Sorry, we failed to record your vote. Please try again
102 of 106 people found the following review helpful By A Customer on May 29, 2001
Format: Hardcover
This is a great book! It provides a refreshingly new look at how to connect with your children and have fun while you're doing it.
After reading numerous parenting books, I can recite the usual themes - set realistic limits, provide praise when merited, focus criticism on behavior and keep it brief, be honest, offer choices, blah, blah, blah. They're all good points, but being a responsible parent should not be all there is. Most parenting books ignore the importance of having fun with your children. It's something we're all supposed to just HAVE in our relationships with our children, and then we're disappointed when it's not there as often as we would like.
PLAYFUL PARENTING transcends these usual parenting shibboleths and supplies lessons on how to accomplish something we all yearn for - connection and fun! This book provides simple, easy to use techniques for connecting with your children and having fun while you do it. Like Dr. Doolittle with animals, Dr. Cohen understands the different language that children speak. That language is play. He explains that we need to learn to speak that language if we're going to connect with our children and be truly effective. As adults, we too often lapse into lectures and explanations (sound familiar?) when a playful approach will make us a more effective teacher. Typical of strategies provided in the book is one I now use with my children. Whenever they use some provocative word like "poopyhead" (or something much worse), I respond by saying in a conspiratorial tone "Well, you can say that if you want, but don't ever, EVER, say zoogililoo". Of course, they immediately say it, we all laugh, they get over the need to provoke, and we've connected in a knowing way.

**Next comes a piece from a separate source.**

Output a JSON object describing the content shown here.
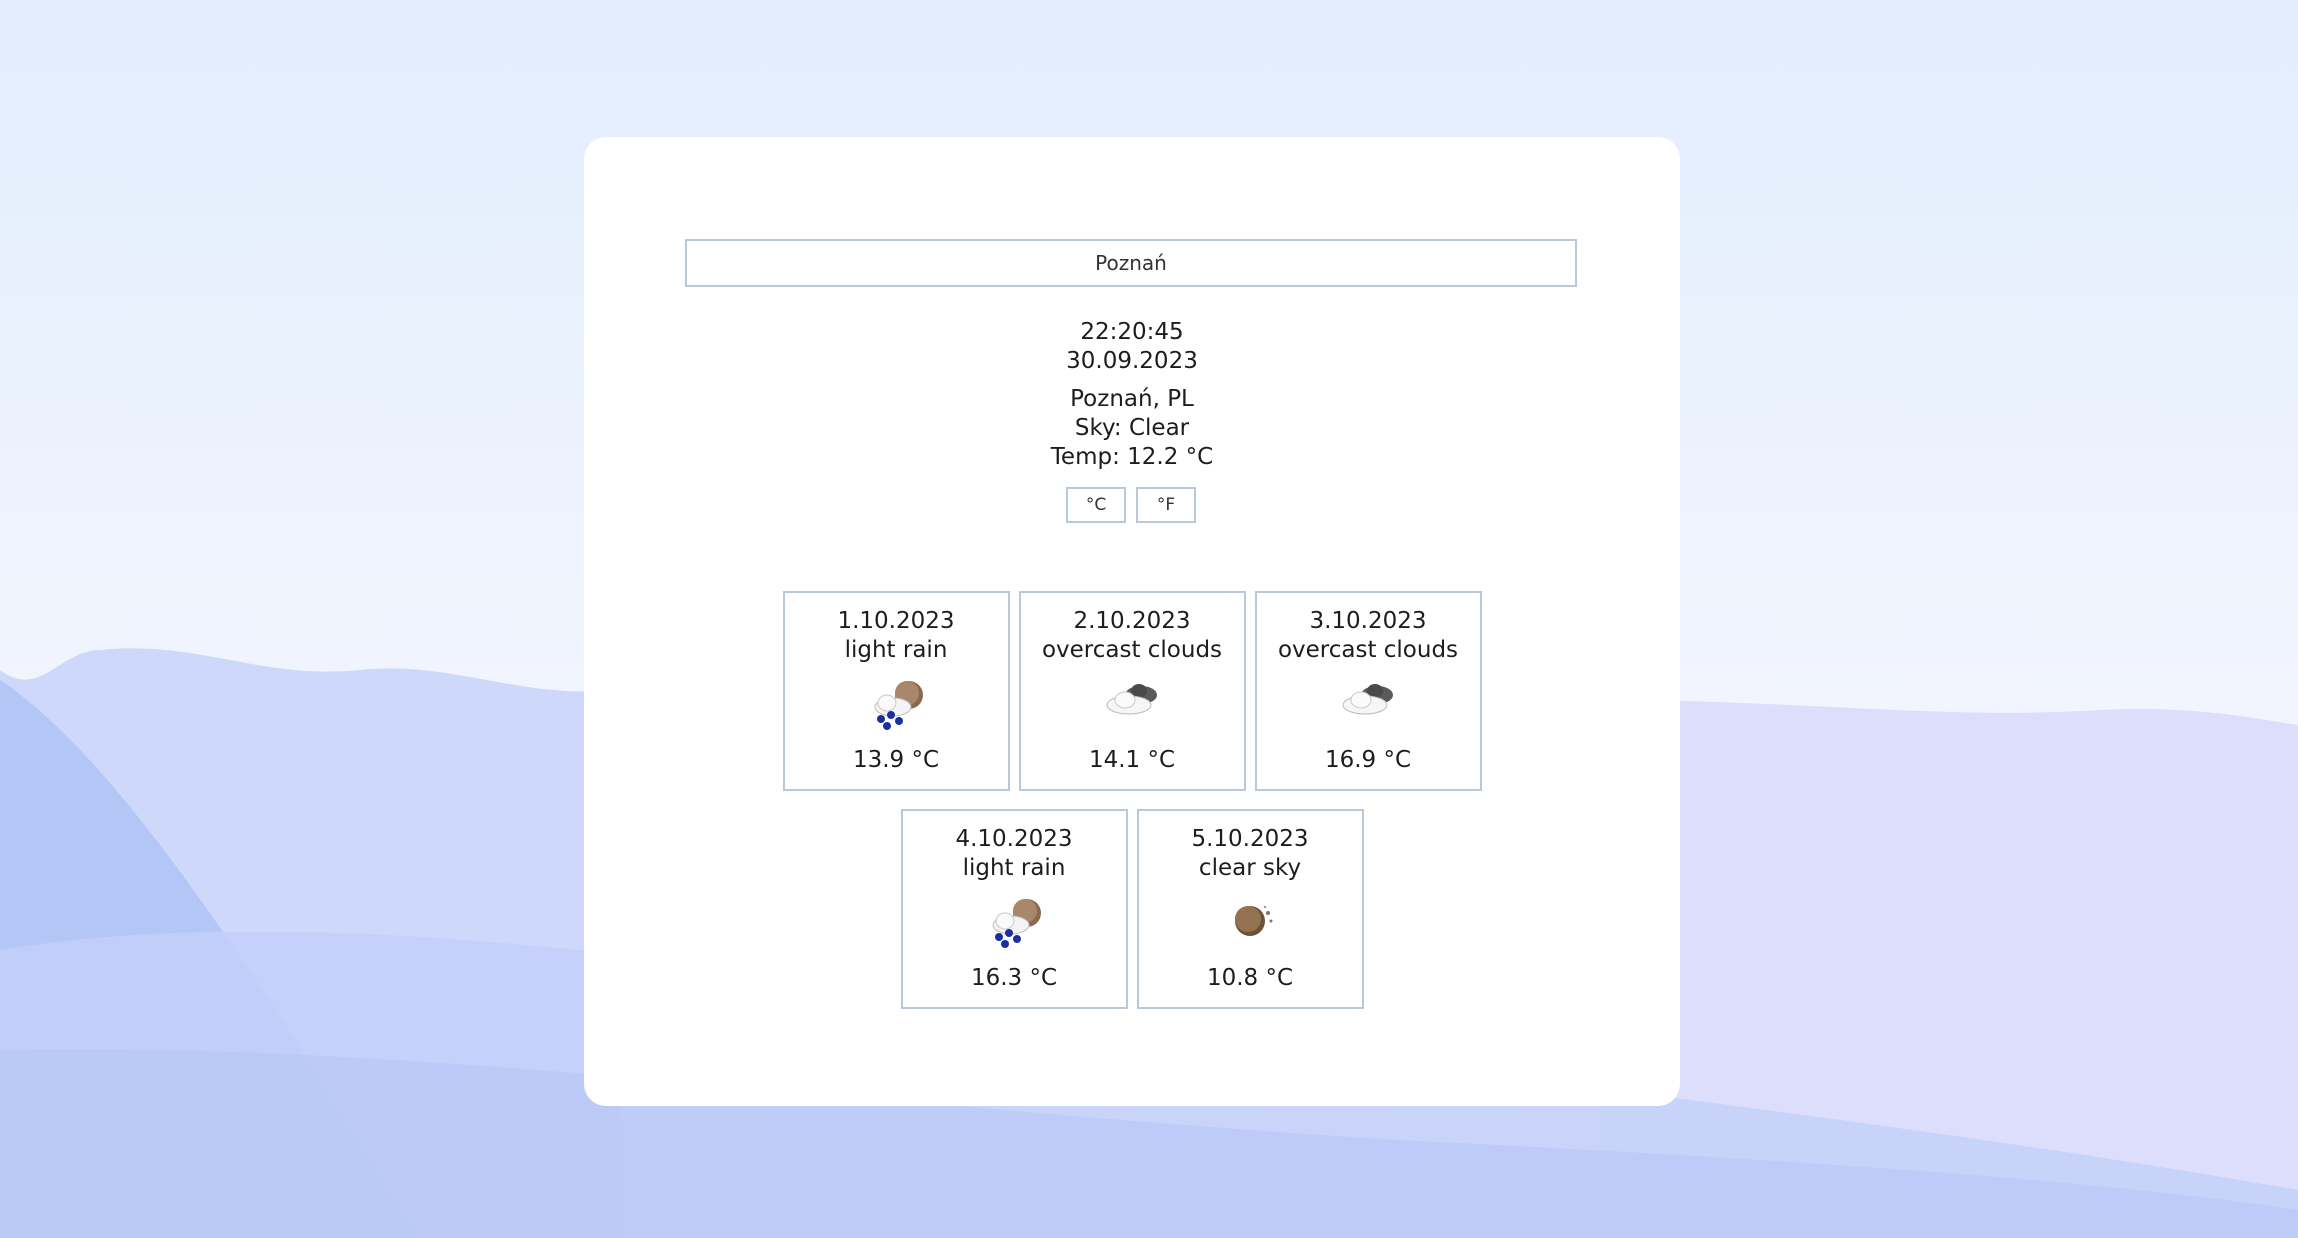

Read more ›
Comment Was this review helpful to you? Yes No Sending feedback...
Thank you for your feedback. If this review is inappropriate, please let us know.
Sorry, we failed to record your vote. Please try again

Most Recent Customer Reviews